#### Dataset extract ####

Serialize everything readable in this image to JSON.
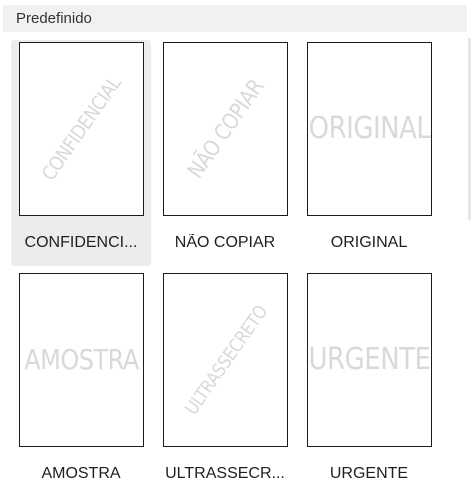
{
  "section": {
    "title": "Predefinido"
  },
  "tiles": [
    {
      "watermark": "CONFIDENCIAL",
      "label": "CONFIDENCI...",
      "orientation": "diagonal",
      "selected": true
    },
    {
      "watermark": "NÃO COPIAR",
      "label": "NÃO COPIAR",
      "orientation": "diagonal",
      "selected": false
    },
    {
      "watermark": "ORIGINAL",
      "label": "ORIGINAL",
      "orientation": "horizontal",
      "selected": false
    },
    {
      "watermark": "AMOSTRA",
      "label": "AMOSTRA",
      "orientation": "horizontal",
      "selected": false
    },
    {
      "watermark": "ULTRASSECRETO",
      "label": "ULTRASSECR...",
      "orientation": "diagonal",
      "selected": false
    },
    {
      "watermark": "URGENTE",
      "label": "URGENTE",
      "orientation": "horizontal",
      "selected": false
    }
  ],
  "colors": {
    "watermark": "#d9d9d9",
    "selected_background": "#ececec",
    "header_background": "#f1f1f1"
  }
}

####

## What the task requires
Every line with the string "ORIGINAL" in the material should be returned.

## Response
      "watermark": "ORIGINAL",
      "label": "ORIGINAL",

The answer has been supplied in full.